Chicago - Breastfeeding women and their infants produce a substance that increases sexual desire among other women, according to research at the University of Chicago discussed Tuesday at American Society for Reproductive Medicine conference in Washington, D.C.
The work on sexual desire was first published in the paper “Social Chemosignals from Breastfeeding Women Increase Sexual Motivation,” in a 2004 issue of Hormones and Behavior.
Bee Expert: Insecticides, Climate, Malnutrition, Paracites And Microbes Collapsing Bee Colonies
October 22, 2007 11:15 AM - Paul Schaefer, ENN
Davis, California - Noted University of California, Davis honey bee specialist Eric Mussen fingered a line-up of prime suspects in the case of Disappearing Bees. Mussen identified malnutrition, parasitic mites, infectious microbes and insecticide contamination as among the possible culprits. It's a complex issue, he said, but one thing is certain: "It seems unlikely that we will find a specific, new and different reason for why bees are dying."
"One third of our U.S. diet depends on honey bees," Mussen said. "If bees produce fruits and vegetables somewhere else, do we (Americans) want to be as dependent on food as we are on oil?"
China Needs More Than Electric Cars: Toyota
October 22, 2007 11:04 AM -
TOKYO (Reuters) - Japanese carmaker Toyota is working to improve its hybrid cars and develop electric cars for the future, but an official said on Monday that these vehicles would not help reduce CO2 emissions in China.
"In France, 80 percent of electricity is produced by nuclear stations so if electric cars replace fossil fuel cars then you have a clear reduction in the emission of CO2," said Tatehito Ueda, a managing officer at Toyota Motor Corp.
"But in China they make electricity by burning coal, so China is not the place for electric cars," he told the Nikkei International Automotive Conference in Tokyo.
Kansas Vetos Coal Power: Health Risks Cited
October 22, 2007 10:57 AM - Bernie Woodall, Reuters
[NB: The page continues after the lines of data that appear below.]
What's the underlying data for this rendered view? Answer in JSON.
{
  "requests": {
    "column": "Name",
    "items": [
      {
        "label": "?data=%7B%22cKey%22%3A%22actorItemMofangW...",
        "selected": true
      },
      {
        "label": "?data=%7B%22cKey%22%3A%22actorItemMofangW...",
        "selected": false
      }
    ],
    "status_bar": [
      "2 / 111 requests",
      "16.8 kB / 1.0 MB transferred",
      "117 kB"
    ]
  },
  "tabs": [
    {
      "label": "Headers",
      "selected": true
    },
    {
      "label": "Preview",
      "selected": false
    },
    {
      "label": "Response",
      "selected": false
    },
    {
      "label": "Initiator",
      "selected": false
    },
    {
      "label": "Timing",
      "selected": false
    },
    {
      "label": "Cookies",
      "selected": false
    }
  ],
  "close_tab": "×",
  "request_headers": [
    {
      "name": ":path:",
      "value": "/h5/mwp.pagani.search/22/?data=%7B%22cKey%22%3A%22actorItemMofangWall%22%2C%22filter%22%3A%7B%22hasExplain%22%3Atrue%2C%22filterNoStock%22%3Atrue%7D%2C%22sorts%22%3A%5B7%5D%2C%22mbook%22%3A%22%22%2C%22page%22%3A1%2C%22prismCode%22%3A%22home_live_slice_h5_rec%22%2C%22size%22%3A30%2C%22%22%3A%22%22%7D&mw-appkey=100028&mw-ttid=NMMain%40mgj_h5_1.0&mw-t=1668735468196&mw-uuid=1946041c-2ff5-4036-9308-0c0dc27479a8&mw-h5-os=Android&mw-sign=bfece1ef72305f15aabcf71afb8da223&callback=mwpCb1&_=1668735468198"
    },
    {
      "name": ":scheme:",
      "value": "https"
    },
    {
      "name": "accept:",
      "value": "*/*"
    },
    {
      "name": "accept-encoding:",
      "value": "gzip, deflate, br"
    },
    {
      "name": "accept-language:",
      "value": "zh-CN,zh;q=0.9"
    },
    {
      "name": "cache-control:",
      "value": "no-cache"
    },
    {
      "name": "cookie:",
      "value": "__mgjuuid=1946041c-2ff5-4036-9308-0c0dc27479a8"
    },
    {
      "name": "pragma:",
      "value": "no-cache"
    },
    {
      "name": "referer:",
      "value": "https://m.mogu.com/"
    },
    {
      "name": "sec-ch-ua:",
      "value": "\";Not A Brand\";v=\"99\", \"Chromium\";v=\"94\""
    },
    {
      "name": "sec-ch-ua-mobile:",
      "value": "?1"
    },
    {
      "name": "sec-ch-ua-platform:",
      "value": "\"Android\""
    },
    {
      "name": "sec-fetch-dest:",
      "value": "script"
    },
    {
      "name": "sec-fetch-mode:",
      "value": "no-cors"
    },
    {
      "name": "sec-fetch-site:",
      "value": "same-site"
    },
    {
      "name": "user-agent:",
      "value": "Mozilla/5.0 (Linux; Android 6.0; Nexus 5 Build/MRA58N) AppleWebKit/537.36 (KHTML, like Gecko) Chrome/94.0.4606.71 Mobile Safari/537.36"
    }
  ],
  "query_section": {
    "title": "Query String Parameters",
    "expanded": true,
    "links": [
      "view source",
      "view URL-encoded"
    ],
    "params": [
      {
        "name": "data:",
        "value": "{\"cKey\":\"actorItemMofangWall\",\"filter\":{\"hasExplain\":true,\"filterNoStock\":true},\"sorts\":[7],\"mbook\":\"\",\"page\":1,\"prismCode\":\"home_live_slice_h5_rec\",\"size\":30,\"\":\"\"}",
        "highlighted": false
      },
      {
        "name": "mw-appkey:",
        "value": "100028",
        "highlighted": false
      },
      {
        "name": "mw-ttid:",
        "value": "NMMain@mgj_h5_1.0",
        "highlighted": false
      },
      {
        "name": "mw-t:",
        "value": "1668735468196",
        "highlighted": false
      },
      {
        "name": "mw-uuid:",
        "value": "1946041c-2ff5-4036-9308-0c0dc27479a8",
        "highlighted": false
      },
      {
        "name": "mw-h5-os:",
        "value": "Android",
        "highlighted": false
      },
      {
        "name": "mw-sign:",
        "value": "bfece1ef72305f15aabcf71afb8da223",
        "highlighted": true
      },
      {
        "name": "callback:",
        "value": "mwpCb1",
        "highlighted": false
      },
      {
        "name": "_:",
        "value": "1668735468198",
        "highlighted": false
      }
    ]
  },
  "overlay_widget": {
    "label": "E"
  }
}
LOS ANGELES (Reuters) - Opponents of coal-fired power plants say they were given a new weapon last week when Kansas became the first state to reject a coal-fired power plant solely on the basis of the health risks created by carbon dioxide emissions.
A dozen states have rejected plans for new coal-fired power, at least in part because of concerns over carbon dioxide (CO2) emissions. However, Kansas does not regulate carbon emissions and is believed to be the first state to tie CO2 to health risks and use that as the only stated reason for denying a required air permit, said Bruce Nilles, head of the Sierra Club's national effort to stop new coal plants and retire the dirtiest of existing ones.